While some seeds are viable for only a year after harvesting, the master gardeners said it doesn’t hurt to save leftover seeds to see if they will be good in a year.

“If you are keeping them in a cool, dry place, they are probably going to be OK,” Plaetzer said. “Don’t leave them out in the garage.”

She suggested testing germination by putting about 10 seeds in a wet paper towel, which is placed in a back and warm location. After a week, if at least half the seeds are germinated, they are likely good to use.

3. Squash blooms were hurt by temperatures this year

Some gardeners seeking a hearty squash crop may be disappointed this year.
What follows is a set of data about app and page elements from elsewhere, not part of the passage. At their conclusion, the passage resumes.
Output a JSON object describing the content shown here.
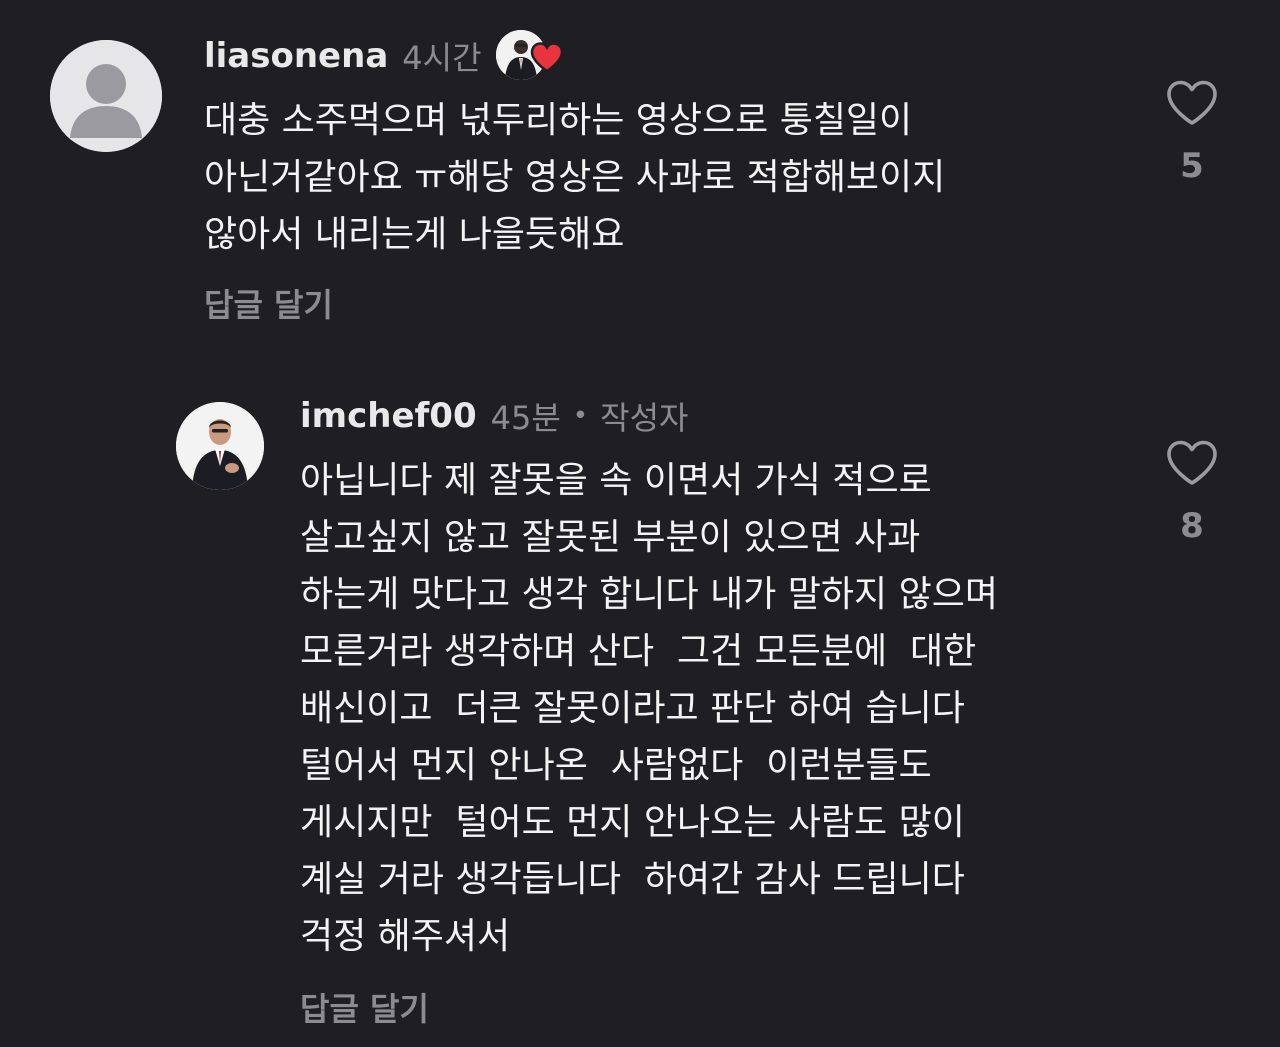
{
  "comments": [
    {
      "username": "liasonena",
      "time": "4시간",
      "text": "대충 소주먹으며 넋두리하는 영상으로 퉁칠일이\n아닌거같아요 ㅠ해당 영상은 사과로 적합해보이지\n않아서 내리는게 나을듯해요",
      "reply_label": "답글 달기",
      "like_count": "5",
      "icons": {
        "avatar": "default-user-avatar",
        "creator_liked": "creator-liked-heart-icon",
        "like": "heart-outline-icon"
      }
    },
    {
      "username": "imchef00",
      "time": "45분",
      "separator": "•",
      "author_tag": "작성자",
      "text": "아닙니다 제 잘못을 속 이면서 가식 적으로\n살고싶지 않고 잘못된 부분이 있으면 사과\n하는게 맛다고 생각 합니다 내가 말하지 않으며\n모른거라 생각하며 산다  그건 모든분에  대한\n배신이고  더큰 잘못이라고 판단 하여 습니다\n털어서 먼지 안나온  사람없다  이런분들도\n게시지만  털어도 먼지 안나오는 사람도 많이\n계실 거라 생각듭니다  하여간 감사 드립니다\n걱정 해주셔서",
      "reply_label": "답글 달기",
      "like_count": "8",
      "icons": {
        "avatar": "author-photo-avatar",
        "like": "heart-outline-icon"
      }
    }
  ],
  "colors": {
    "background": "#1f1f23",
    "primary_text": "#f4f4f4",
    "secondary_text": "#8c8c90",
    "heart_red": "#e8343f"
  }
}
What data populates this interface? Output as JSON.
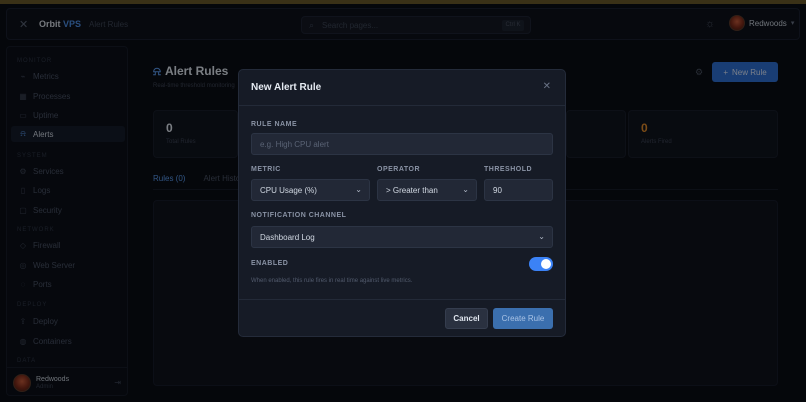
{
  "app": {
    "brand_a": "Orbit",
    "brand_b": "VPS",
    "breadcrumb": "Alert Rules"
  },
  "search": {
    "placeholder": "Search pages...",
    "shortcut": "Ctrl K"
  },
  "user": {
    "name": "Redwoods",
    "role": "Admin"
  },
  "sidebar": {
    "sections": [
      "MONITOR",
      "SYSTEM",
      "NETWORK",
      "DEPLOY",
      "DATA"
    ],
    "items": [
      {
        "label": "Metrics",
        "icon": "chart-icon"
      },
      {
        "label": "Processes",
        "icon": "grid-icon"
      },
      {
        "label": "Uptime",
        "icon": "pulse-icon"
      },
      {
        "label": "Alerts",
        "icon": "bell-icon",
        "active": true
      },
      {
        "label": "Services",
        "icon": "gear-icon"
      },
      {
        "label": "Logs",
        "icon": "file-icon"
      },
      {
        "label": "Security",
        "icon": "lock-icon"
      },
      {
        "label": "Firewall",
        "icon": "shield-icon"
      },
      {
        "label": "Web Server",
        "icon": "globe-icon"
      },
      {
        "label": "Ports",
        "icon": "plug-icon"
      },
      {
        "label": "Deploy",
        "icon": "upload-icon"
      },
      {
        "label": "Containers",
        "icon": "box-icon"
      }
    ]
  },
  "page": {
    "title": "Alert Rules",
    "subtitle": "Real-time threshold monitoring",
    "new_button": "New Rule",
    "cards": [
      {
        "value": "0",
        "label": "Total Rules",
        "color": "#dfe5ee"
      },
      {
        "value": "0",
        "label": "Alerts Fired",
        "color": "#e08a2a"
      }
    ],
    "tabs": [
      "Rules (0)",
      "Alert History"
    ]
  },
  "modal": {
    "title": "New Alert Rule",
    "rule_name_label": "RULE NAME",
    "rule_name_placeholder": "e.g. High CPU alert",
    "metric_label": "METRIC",
    "metric_value": "CPU Usage (%)",
    "operator_label": "OPERATOR",
    "operator_value": "> Greater than",
    "threshold_label": "THRESHOLD",
    "threshold_value": "90",
    "channel_label": "NOTIFICATION CHANNEL",
    "channel_value": "Dashboard Log",
    "enabled_label": "ENABLED",
    "enabled": true,
    "hint": "When enabled, this rule fires in real time against live metrics.",
    "cancel": "Cancel",
    "create": "Create Rule"
  },
  "colors": {
    "accent": "#3b82f6",
    "warning": "#e08a2a"
  }
}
Kirkpatrick said the plants have male and female flowers, which need to cross-pollinate to grow fruit.

“What’s happening this year is we spiked such high, high temperatures at the beginning of our growing season, it stressed the plants out and they are producing a lot of male flowers,” she said.

4. Barriers are the best approach to handling deer.

The master gardeners said “deer resistant” plants don’t necessarily keep deer away and that physical barriers are the best way to keep deer from your plants.

Plaetzer said she’s found the best approach is something she’s helped install at the heirloom demonstration garden at the History Center of Olmsted County.

“We put up an 8-foot fence of netting, and then about 2.5 feet out from that we put rabbit fencing,” she said, adding that flowers were planted between the two fences, which help discourage the deer.

5. You need to pick those Japanese beetles

The beetles, which are attracted to fruit trees and other fruit plants, have been common in recent years, according to the master gardeners, and the hands-on approach to getting rid of them is the most effective.

“Go out in the morning, early morning and early evening, with a little pan, the wider the better, of soapy water … and scoop them off. They are mostly kind of turgid, slow, at those times and it’s less likely that they will fly off until you can get them into the soapy water,” Plaetzer said.


The video from the two-hour Q&A with the master gardeners is expected to be available on the Rochester Public Library YouTube channel at

Additional gardening information is available on the library’s seed library site at